— Source information —
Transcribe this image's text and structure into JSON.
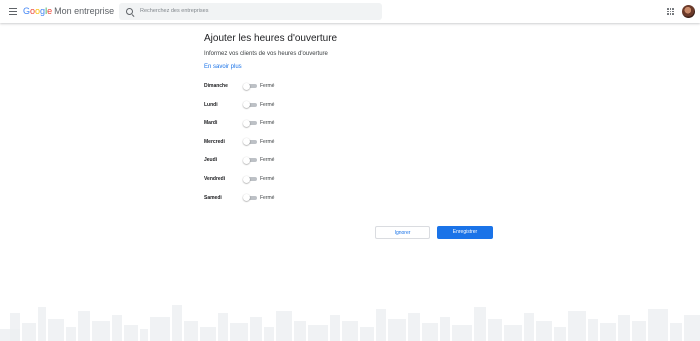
{
  "header": {
    "logo_google": "Google",
    "logo_product": "Mon entreprise",
    "search_placeholder": "Recherchez des entreprises"
  },
  "main": {
    "title": "Ajouter les heures d'ouverture",
    "subtitle": "Informez vos clients de vos heures d'ouverture",
    "learn_more": "En savoir plus"
  },
  "days": [
    {
      "name": "Dimanche",
      "status": "Fermé",
      "open": false
    },
    {
      "name": "Lundi",
      "status": "Fermé",
      "open": false
    },
    {
      "name": "Mardi",
      "status": "Fermé",
      "open": false
    },
    {
      "name": "Mercredi",
      "status": "Fermé",
      "open": false
    },
    {
      "name": "Jeudi",
      "status": "Fermé",
      "open": false
    },
    {
      "name": "Vendredi",
      "status": "Fermé",
      "open": false
    },
    {
      "name": "Samedi",
      "status": "Fermé",
      "open": false
    }
  ],
  "actions": {
    "ignore_label": "Ignorer",
    "save_label": "Enregistrer"
  },
  "colors": {
    "accent": "#1a73e8",
    "toggle_off": "#bdc1c6",
    "skyline": "#eceff1"
  },
  "icons": {
    "menu": "menu-icon",
    "search": "search-icon",
    "apps": "apps-grid-icon",
    "avatar": "user-avatar"
  }
}
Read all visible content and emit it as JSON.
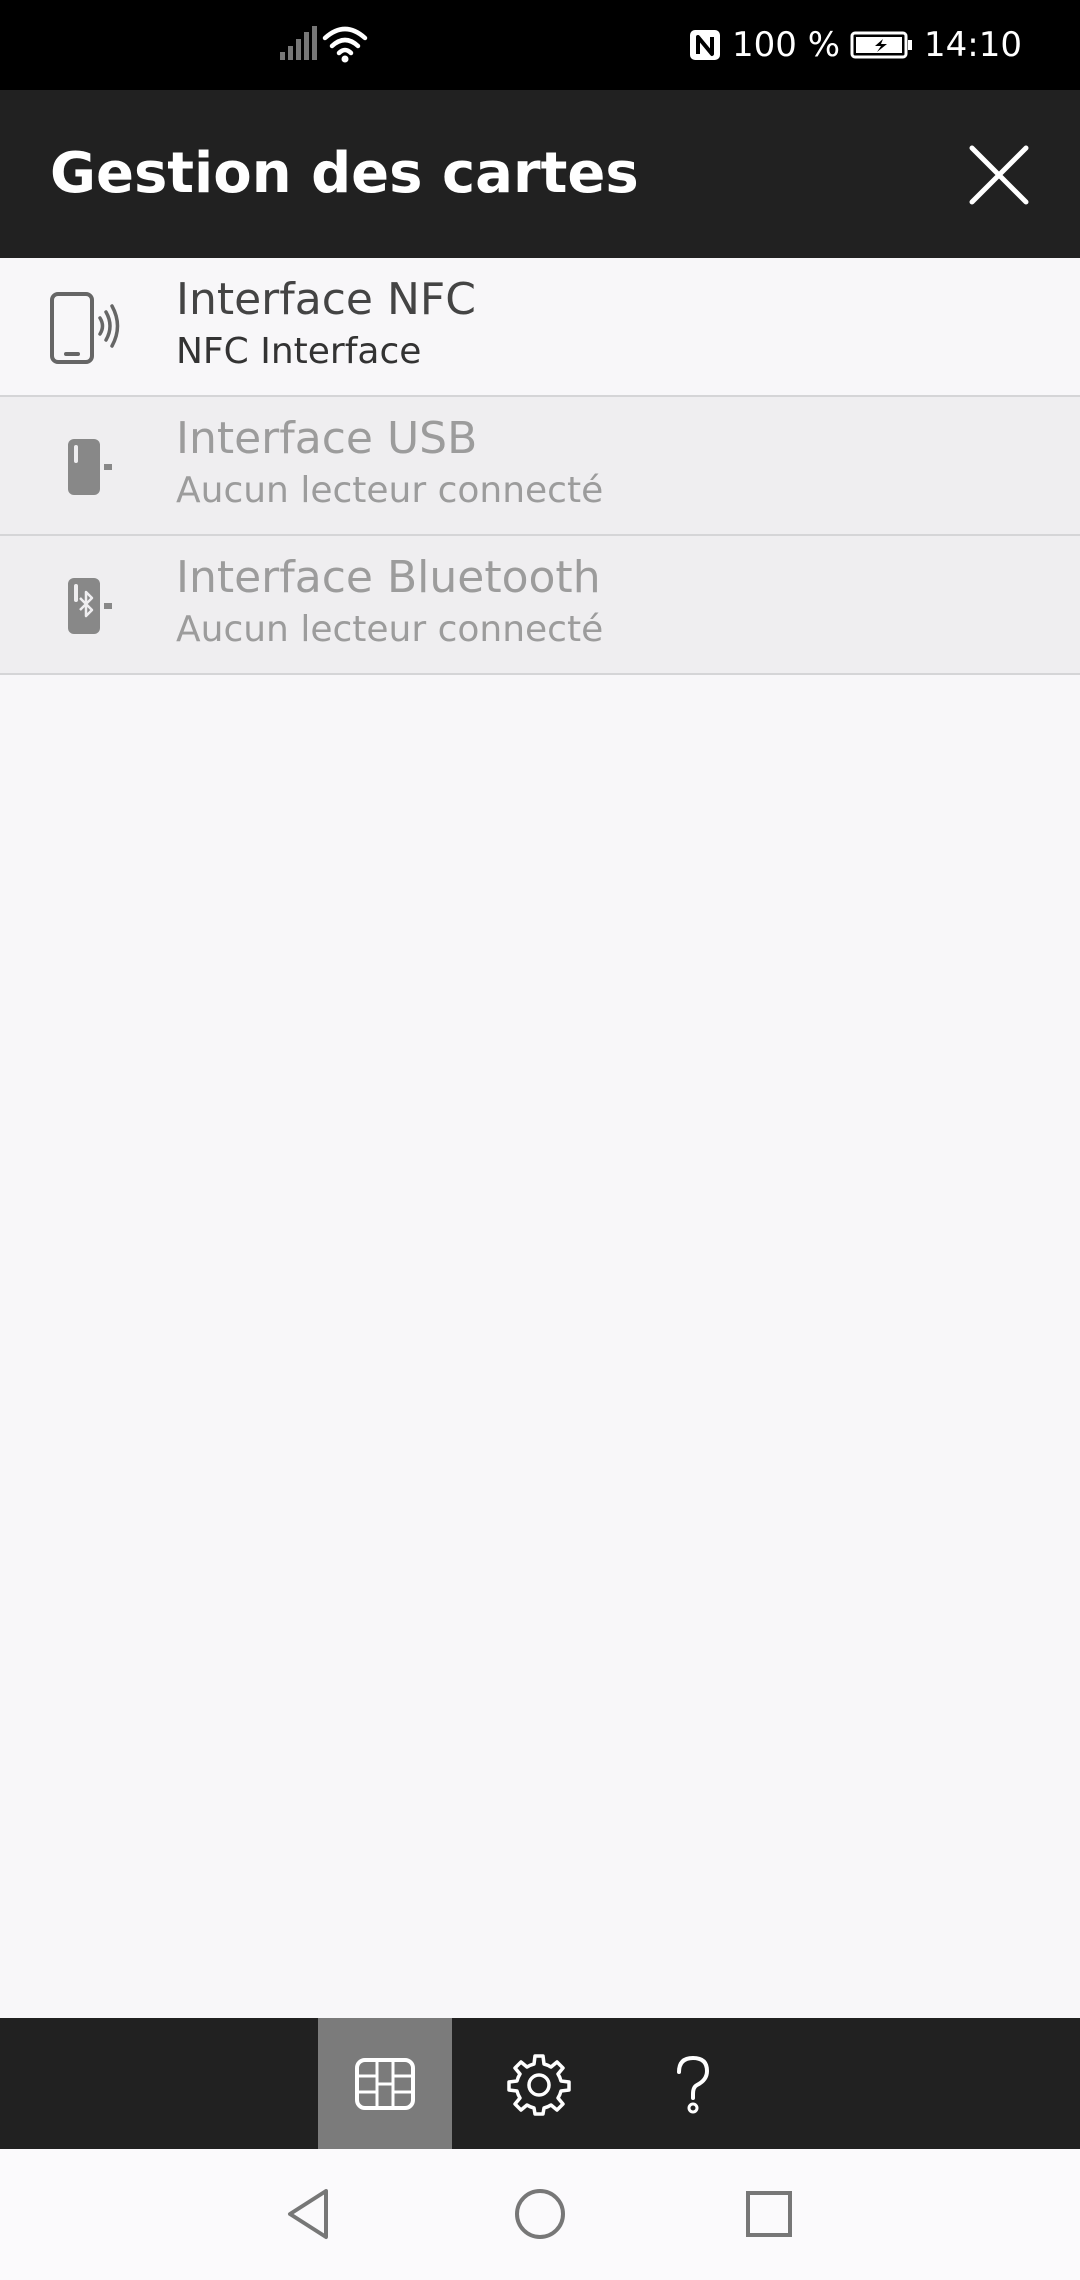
{
  "status_bar": {
    "battery": "100 %",
    "time": "14:10"
  },
  "app_bar": {
    "title": "Gestion des cartes"
  },
  "list": {
    "items": [
      {
        "title": "Interface NFC",
        "subtitle": "NFC Interface",
        "icon": "nfc-phone-icon",
        "enabled": true
      },
      {
        "title": "Interface USB",
        "subtitle": "Aucun lecteur connecté",
        "icon": "usb-reader-icon",
        "enabled": false
      },
      {
        "title": "Interface Bluetooth",
        "subtitle": "Aucun lecteur connecté",
        "icon": "bluetooth-reader-icon",
        "enabled": false
      }
    ]
  },
  "bottom_nav": {
    "tabs": [
      {
        "icon": "card-icon",
        "active": true
      },
      {
        "icon": "gear-icon",
        "active": false
      },
      {
        "icon": "question-icon",
        "active": false
      }
    ]
  },
  "colors": {
    "app_bar": "#212121",
    "active_tab": "#7b7b7b",
    "background": "#f8f7f9",
    "disabled_text": "#9c9c9c"
  }
}
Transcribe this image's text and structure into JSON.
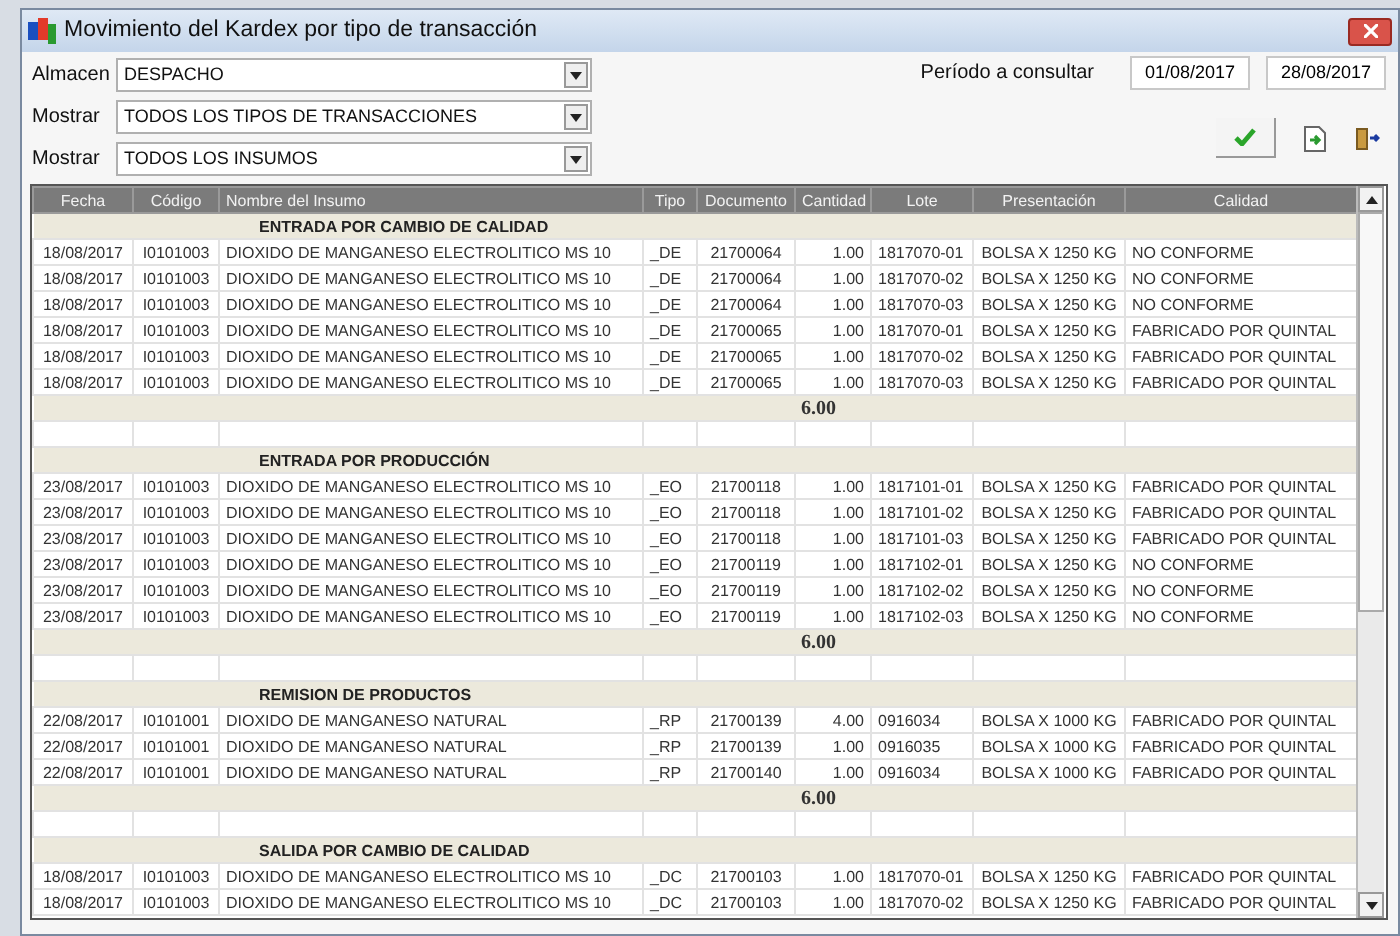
{
  "window": {
    "title": "Movimiento del Kardex por tipo de transacción"
  },
  "filters": [
    {
      "label": "Almacen",
      "value": "DESPACHO"
    },
    {
      "label": "Mostrar",
      "value": "TODOS LOS TIPOS DE TRANSACCIONES"
    },
    {
      "label": "Mostrar",
      "value": "TODOS LOS INSUMOS"
    }
  ],
  "period": {
    "label": "Período a consultar",
    "from": "01/08/2017",
    "to": "28/08/2017"
  },
  "table": {
    "columns": [
      "Fecha",
      "Código",
      "Nombre del Insumo",
      "Tipo",
      "Documento",
      "Cantidad",
      "Lote",
      "Presentación",
      "Calidad"
    ],
    "groups": [
      {
        "title": "ENTRADA POR CAMBIO DE CALIDAD",
        "total": "6.00",
        "rows": [
          [
            "18/08/2017",
            "I0101003",
            "DIOXIDO DE MANGANESO ELECTROLITICO MS 10",
            "_DE",
            "21700064",
            "1.00",
            "1817070-01",
            "BOLSA X 1250 KG",
            "NO CONFORME"
          ],
          [
            "18/08/2017",
            "I0101003",
            "DIOXIDO DE MANGANESO ELECTROLITICO MS 10",
            "_DE",
            "21700064",
            "1.00",
            "1817070-02",
            "BOLSA X 1250 KG",
            "NO CONFORME"
          ],
          [
            "18/08/2017",
            "I0101003",
            "DIOXIDO DE MANGANESO ELECTROLITICO MS 10",
            "_DE",
            "21700064",
            "1.00",
            "1817070-03",
            "BOLSA X 1250 KG",
            "NO CONFORME"
          ],
          [
            "18/08/2017",
            "I0101003",
            "DIOXIDO DE MANGANESO ELECTROLITICO MS 10",
            "_DE",
            "21700065",
            "1.00",
            "1817070-01",
            "BOLSA X 1250 KG",
            "FABRICADO POR QUINTAL"
          ],
          [
            "18/08/2017",
            "I0101003",
            "DIOXIDO DE MANGANESO ELECTROLITICO MS 10",
            "_DE",
            "21700065",
            "1.00",
            "1817070-02",
            "BOLSA X 1250 KG",
            "FABRICADO POR QUINTAL"
          ],
          [
            "18/08/2017",
            "I0101003",
            "DIOXIDO DE MANGANESO ELECTROLITICO MS 10",
            "_DE",
            "21700065",
            "1.00",
            "1817070-03",
            "BOLSA X 1250 KG",
            "FABRICADO POR QUINTAL"
          ]
        ]
      },
      {
        "title": "ENTRADA POR PRODUCCIÓN",
        "total": "6.00",
        "rows": [
          [
            "23/08/2017",
            "I0101003",
            "DIOXIDO DE MANGANESO ELECTROLITICO MS 10",
            "_EO",
            "21700118",
            "1.00",
            "1817101-01",
            "BOLSA X 1250 KG",
            "FABRICADO POR QUINTAL"
          ],
          [
            "23/08/2017",
            "I0101003",
            "DIOXIDO DE MANGANESO ELECTROLITICO MS 10",
            "_EO",
            "21700118",
            "1.00",
            "1817101-02",
            "BOLSA X 1250 KG",
            "FABRICADO POR QUINTAL"
          ],
          [
            "23/08/2017",
            "I0101003",
            "DIOXIDO DE MANGANESO ELECTROLITICO MS 10",
            "_EO",
            "21700118",
            "1.00",
            "1817101-03",
            "BOLSA X 1250 KG",
            "FABRICADO POR QUINTAL"
          ],
          [
            "23/08/2017",
            "I0101003",
            "DIOXIDO DE MANGANESO ELECTROLITICO MS 10",
            "_EO",
            "21700119",
            "1.00",
            "1817102-01",
            "BOLSA X 1250 KG",
            "NO CONFORME"
          ],
          [
            "23/08/2017",
            "I0101003",
            "DIOXIDO DE MANGANESO ELECTROLITICO MS 10",
            "_EO",
            "21700119",
            "1.00",
            "1817102-02",
            "BOLSA X 1250 KG",
            "NO CONFORME"
          ],
          [
            "23/08/2017",
            "I0101003",
            "DIOXIDO DE MANGANESO ELECTROLITICO MS 10",
            "_EO",
            "21700119",
            "1.00",
            "1817102-03",
            "BOLSA X 1250 KG",
            "NO CONFORME"
          ]
        ]
      },
      {
        "title": "REMISION DE PRODUCTOS",
        "total": "6.00",
        "rows": [
          [
            "22/08/2017",
            "I0101001",
            "DIOXIDO DE MANGANESO NATURAL",
            "_RP",
            "21700139",
            "4.00",
            "0916034",
            "BOLSA X 1000 KG",
            "FABRICADO POR QUINTAL"
          ],
          [
            "22/08/2017",
            "I0101001",
            "DIOXIDO DE MANGANESO NATURAL",
            "_RP",
            "21700139",
            "1.00",
            "0916035",
            "BOLSA X 1000 KG",
            "FABRICADO POR QUINTAL"
          ],
          [
            "22/08/2017",
            "I0101001",
            "DIOXIDO DE MANGANESO NATURAL",
            "_RP",
            "21700140",
            "1.00",
            "0916034",
            "BOLSA X 1000 KG",
            "FABRICADO POR QUINTAL"
          ]
        ]
      },
      {
        "title": "SALIDA POR CAMBIO DE CALIDAD",
        "rows": [
          [
            "18/08/2017",
            "I0101003",
            "DIOXIDO DE MANGANESO ELECTROLITICO MS 10",
            "_DC",
            "21700103",
            "1.00",
            "1817070-01",
            "BOLSA X 1250 KG",
            "FABRICADO POR QUINTAL"
          ],
          [
            "18/08/2017",
            "I0101003",
            "DIOXIDO DE MANGANESO ELECTROLITICO MS 10",
            "_DC",
            "21700103",
            "1.00",
            "1817070-02",
            "BOLSA X 1250 KG",
            "FABRICADO POR QUINTAL"
          ]
        ]
      }
    ]
  }
}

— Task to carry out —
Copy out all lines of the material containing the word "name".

— Answer for the task —
      "name": "Dimanche",
      "name": "Lundi",
      "name": "Mardi",
      "name": "Mercredi",
      "name": "Jeudi",
      "name": "Vendredi",
      "name": "Samedi",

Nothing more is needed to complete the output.